_Your assignment:_ Only a number is wanted: how many lines in these records contain the word "avatar"?

_Materials provided:_
_ _ _

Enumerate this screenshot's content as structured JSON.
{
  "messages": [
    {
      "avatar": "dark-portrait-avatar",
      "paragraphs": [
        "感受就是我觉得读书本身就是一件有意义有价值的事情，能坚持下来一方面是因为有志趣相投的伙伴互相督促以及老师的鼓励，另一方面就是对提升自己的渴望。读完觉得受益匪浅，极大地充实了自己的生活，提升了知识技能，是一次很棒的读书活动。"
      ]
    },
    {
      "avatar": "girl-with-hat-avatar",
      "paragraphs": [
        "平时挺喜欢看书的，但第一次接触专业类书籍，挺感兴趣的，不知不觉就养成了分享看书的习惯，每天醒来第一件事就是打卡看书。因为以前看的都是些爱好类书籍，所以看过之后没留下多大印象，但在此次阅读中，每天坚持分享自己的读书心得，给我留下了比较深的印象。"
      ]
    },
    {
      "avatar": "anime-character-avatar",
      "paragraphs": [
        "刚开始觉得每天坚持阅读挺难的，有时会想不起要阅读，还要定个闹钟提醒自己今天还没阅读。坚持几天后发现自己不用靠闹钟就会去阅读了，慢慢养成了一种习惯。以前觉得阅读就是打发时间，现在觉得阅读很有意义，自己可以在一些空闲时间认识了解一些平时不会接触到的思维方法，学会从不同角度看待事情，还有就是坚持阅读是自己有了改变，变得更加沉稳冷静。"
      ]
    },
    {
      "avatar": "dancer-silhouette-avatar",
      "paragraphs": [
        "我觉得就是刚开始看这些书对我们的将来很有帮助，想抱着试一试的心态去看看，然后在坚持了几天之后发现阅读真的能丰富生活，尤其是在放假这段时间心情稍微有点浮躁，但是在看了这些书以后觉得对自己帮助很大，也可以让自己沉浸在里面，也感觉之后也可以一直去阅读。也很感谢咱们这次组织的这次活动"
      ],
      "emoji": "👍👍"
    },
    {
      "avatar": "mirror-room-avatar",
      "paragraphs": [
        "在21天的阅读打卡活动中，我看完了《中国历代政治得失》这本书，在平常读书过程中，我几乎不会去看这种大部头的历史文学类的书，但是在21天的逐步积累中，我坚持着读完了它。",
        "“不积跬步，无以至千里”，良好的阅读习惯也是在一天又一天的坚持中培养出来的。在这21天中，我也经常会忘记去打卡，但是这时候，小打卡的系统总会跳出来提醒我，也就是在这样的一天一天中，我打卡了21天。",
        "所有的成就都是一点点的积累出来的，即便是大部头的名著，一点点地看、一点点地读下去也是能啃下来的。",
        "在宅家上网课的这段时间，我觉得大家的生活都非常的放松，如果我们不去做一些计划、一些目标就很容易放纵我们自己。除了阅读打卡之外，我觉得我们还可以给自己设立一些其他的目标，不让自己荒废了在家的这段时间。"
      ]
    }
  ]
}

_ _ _

_Response to this task:_ 5